Advancements in video technology have had a tremendous impact on the creation and proliferation of distance learning programs. By integrating video conferencing solutions, universities are able to extend the reach of their programs to students who otherwise wouldn’t be able to attend. Calvin Hughes, Instructional Technologist at the University of Nebraska Medical Center, talks about his experience with video conferencing and the impact it has had on the University.

IVCi: Can you give us a brief overview of your video environment?
CH: We currently have 5 classrooms that hook up locally at the College of Dentistry. There are also 6 or 7 locations across the state that have Cisco telemedicine carts for tele-dentistry purposes. We started the Dental Hygiene [distance learning] program in 2003 for the West division which currently graduates four students each year. There are currently about 50 hours of classes a week that are transmitted out to the West region. In 2010 we expanded into telemdecine carts.

IVCi: How do you connect local and remote students into one classroom?
CH: The main classroom has a 52” TV on the side of the wall that remote students show up on. They can hear and speak to them over speakers and portable microphones.

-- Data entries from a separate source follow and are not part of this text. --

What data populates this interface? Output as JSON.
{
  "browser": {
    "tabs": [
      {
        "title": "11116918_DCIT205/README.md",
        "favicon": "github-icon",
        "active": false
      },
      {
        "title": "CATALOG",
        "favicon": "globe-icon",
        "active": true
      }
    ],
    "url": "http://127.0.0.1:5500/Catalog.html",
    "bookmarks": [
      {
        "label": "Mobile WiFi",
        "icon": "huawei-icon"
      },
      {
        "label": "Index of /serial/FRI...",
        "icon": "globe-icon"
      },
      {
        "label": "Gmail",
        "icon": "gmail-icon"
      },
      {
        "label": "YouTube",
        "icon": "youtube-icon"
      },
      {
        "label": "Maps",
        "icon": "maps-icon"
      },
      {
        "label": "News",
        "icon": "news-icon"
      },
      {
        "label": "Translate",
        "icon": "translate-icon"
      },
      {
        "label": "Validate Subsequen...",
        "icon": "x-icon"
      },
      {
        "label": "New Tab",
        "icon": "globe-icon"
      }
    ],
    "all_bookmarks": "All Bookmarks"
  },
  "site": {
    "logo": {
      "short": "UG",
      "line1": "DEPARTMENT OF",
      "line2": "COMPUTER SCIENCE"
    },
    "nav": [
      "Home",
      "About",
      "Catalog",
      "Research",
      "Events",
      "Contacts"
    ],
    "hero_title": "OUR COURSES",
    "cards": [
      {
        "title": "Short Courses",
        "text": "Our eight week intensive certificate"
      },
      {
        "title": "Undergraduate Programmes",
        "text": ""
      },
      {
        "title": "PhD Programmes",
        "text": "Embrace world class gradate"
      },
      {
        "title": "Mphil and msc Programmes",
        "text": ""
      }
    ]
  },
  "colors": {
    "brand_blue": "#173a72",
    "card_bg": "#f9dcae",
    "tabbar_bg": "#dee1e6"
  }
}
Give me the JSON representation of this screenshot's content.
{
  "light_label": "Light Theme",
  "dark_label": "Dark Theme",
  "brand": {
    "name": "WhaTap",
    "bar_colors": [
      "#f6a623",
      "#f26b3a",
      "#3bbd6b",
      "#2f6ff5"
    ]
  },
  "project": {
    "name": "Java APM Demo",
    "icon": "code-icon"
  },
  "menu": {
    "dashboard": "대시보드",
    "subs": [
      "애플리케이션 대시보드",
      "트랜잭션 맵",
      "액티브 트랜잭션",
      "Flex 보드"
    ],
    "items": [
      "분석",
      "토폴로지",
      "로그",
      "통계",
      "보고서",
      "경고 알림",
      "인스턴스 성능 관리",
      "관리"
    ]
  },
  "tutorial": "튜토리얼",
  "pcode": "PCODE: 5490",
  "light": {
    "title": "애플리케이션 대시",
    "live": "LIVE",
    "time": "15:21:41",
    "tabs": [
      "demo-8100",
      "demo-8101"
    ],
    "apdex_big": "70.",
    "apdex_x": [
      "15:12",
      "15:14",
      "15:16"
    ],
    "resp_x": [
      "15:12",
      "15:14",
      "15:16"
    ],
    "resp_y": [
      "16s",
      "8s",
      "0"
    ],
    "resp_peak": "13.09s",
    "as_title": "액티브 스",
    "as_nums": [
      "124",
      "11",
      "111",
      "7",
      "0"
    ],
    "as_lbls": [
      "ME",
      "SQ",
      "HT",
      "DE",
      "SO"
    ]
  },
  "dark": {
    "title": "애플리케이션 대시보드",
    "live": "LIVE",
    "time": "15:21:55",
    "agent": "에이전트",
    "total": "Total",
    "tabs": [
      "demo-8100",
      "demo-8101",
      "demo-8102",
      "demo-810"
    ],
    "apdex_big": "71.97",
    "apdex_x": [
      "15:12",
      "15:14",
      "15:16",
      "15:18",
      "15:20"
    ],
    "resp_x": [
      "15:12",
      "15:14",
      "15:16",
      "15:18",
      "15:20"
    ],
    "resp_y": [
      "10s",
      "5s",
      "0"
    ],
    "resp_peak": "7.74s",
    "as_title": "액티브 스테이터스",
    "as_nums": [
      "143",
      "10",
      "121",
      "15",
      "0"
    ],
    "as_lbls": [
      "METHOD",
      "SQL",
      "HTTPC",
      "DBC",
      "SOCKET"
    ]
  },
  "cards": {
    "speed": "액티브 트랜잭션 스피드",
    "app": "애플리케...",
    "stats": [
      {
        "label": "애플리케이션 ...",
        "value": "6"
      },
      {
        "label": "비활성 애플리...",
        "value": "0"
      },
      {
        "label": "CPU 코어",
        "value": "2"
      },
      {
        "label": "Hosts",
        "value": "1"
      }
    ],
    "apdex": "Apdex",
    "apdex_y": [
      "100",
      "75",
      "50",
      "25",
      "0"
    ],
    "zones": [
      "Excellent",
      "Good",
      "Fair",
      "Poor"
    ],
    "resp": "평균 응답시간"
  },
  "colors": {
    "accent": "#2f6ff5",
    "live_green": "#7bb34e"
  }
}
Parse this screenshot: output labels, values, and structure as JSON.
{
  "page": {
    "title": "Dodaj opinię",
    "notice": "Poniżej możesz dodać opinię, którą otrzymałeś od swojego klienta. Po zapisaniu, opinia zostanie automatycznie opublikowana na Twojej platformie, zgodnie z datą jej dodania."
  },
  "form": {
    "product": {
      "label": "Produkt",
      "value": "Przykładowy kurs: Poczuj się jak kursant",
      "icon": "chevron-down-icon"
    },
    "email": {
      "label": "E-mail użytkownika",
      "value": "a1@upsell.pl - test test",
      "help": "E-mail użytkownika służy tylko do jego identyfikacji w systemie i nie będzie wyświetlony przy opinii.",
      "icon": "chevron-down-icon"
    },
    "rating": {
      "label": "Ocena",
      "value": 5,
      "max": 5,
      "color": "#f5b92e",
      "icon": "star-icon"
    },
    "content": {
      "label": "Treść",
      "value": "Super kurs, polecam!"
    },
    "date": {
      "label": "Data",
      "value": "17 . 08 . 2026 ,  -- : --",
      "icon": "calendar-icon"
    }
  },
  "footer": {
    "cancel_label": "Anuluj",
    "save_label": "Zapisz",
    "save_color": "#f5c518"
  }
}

For students in the west division, there are two screens, one with the professor and one with content, and individual monitors in front of each student.

IVCi: What were the drivers that led you to implement video?

We’re a State University with state funding and Nebraska Medical Center and University are located on the Eastern side of the state. There are some community colleges on the Western side that have nursing programs but nothing with dental programs. We have a duty to try and get dental students out in the field on the Western side which is less populated. If students are doing classes out there, they are more likely to stay and practice out there.

IVCi: What has been the end user (professor/student) reaction to video?

CH: Everyone is pretty open minded about it. We don’t have a problem getting students or filling up the distance classes. Remote students aren’t always as eager to answer questions sometimes but the instructors are good about making sure they participate by asking them questions directly.

IVCi: Can you point to any specific metrics that have been influenced by video?

CH: We graduate four students a year from the hygiene program and that’s four students who might not have gotten their degree.

IVCi: What was your favorite moment using video?

CH: The first tele-dentisry consult was very exciting. We put a lot of work in getting those telemedicine carts in and around the state. The Western part of the state is under populated and under-served by dentists and we wanted to reduce a patient’s drive time when needing to see a specialist. The carts are spread out across the state and allow for easier access to specialists. The initial consultation can be handled over video and a specialist can determine if patients need to come to their office or if their local dentist can fix the problem.

IVCi: Do you have any advice for universities implementing video for the first time?

First, have a good support group of people who want to push the technology. These people can be very valuable when implementing the solution. Also, most of our programs have been grant funded and it’s been hard moving away from the grant funding to be able to upgrade the technology ourselves. Have a plan in place for updates and replacement costs so that funding is in place when the time comes.